Grocery Shoppers Desire Better Shopping Experiences
Through a special arrangement, presented here for discussion is a summary of a current article from the Retail TouchPoints website.
Big box and dollar store retailers are boosting sales by offering fresh, frozen and packaged foods. While this may seem like a threat to grocers, the vast majority (83 percent) of consumers still prefer to shop at traditional grocery stores, according to PwC. However, many are seeking better shopping experiences.
Nearly 60 percent of respondents said customer coupons are the best way to simplify the shopping experience, while 83 percent said they want more flexibility in how they earn and spend points via grocery loyalty programs.
As part of the report, Front Of The Line: How Grocers Can Get Ahead For The Future, the survey of more than 1,000 U.S. consumers found respondents preferred specific grocery stores based on two factors: proximity to their home (68 percent) and competitive pricing (67 percent). However, 52 percent of respondents said the in-store experience is a major feature that brings them back to a store.
To have a more compelling and relevant grocery shopping experience, 30 percent of consumers said they would like to use store-provided devices and kiosks.

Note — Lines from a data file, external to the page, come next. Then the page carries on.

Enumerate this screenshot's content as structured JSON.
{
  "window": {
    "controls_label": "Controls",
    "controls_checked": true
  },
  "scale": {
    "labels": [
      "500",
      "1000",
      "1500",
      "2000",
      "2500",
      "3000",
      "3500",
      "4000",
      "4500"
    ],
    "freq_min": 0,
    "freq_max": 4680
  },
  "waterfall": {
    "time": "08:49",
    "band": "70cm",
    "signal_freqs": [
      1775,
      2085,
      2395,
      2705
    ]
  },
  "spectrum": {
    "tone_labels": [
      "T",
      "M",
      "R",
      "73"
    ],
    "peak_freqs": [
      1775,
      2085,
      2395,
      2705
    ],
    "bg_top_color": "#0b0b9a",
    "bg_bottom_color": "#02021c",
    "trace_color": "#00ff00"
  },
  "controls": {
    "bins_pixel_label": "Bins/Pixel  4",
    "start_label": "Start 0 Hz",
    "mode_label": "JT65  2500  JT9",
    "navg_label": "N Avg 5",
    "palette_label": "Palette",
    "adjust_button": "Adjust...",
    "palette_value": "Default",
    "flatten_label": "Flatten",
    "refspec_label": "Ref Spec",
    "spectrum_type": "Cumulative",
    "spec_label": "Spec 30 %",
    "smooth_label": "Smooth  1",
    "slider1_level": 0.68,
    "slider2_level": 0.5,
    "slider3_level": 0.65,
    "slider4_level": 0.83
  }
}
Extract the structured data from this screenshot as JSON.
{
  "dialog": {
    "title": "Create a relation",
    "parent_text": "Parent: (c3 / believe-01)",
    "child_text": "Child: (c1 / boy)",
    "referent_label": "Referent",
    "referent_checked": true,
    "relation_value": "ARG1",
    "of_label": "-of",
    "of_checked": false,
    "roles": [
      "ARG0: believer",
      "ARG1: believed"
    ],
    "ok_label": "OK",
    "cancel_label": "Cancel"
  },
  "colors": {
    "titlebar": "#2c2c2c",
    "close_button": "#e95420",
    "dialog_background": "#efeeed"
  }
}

More than half of respondents said they’d like to integrate mobility into future shopping trips.
PwC suggested five areas in which grocers could "enable change":
- Tailor your brick-and-mortar stores: With populations expected to shift to the South and West regions of the U.S. and increasingly relocate to major cities, consider locations closer to your target segments’ home and work. Think wider aisles, more parking, easy-to-reach products, and a smoother check-out process.
- Personalize your marketing strategies: Build up trust through transparency. With some segments willing to pay a premium for organic and sustainably sourced products, make sure the products you have in these categories are immediately identifiable. Add storylines about the food’s origins. Focus on local foods and community, as well as sustainability.
- Empower your staff: A staff capable of offering alternative product suggestions and recipe tips that align to shoppers’ lifestyles, budgets, and health goals can differentiate your store as a source for knowledge.
- Transform your technology: Consider apps that incent shoppers to check in when they visit your stores, or that help them learn more about your products.
- Reinvent your loyalty programs: Shoppers want flexibility and control in how they earn and use their loyalty reward points, such as earning and spending points inside or outside the store on things they’re already purchasing.
- 83% Of Consumers Prefer Grocery Stores, Yet Desire Better Shopping Experiences – Retail TouchPoints
- How grocers can get ahead for the future – PwC
How do you think the supermarket experience will change for shoppers in the years to come? Which changes are technology-driven and which aren’t?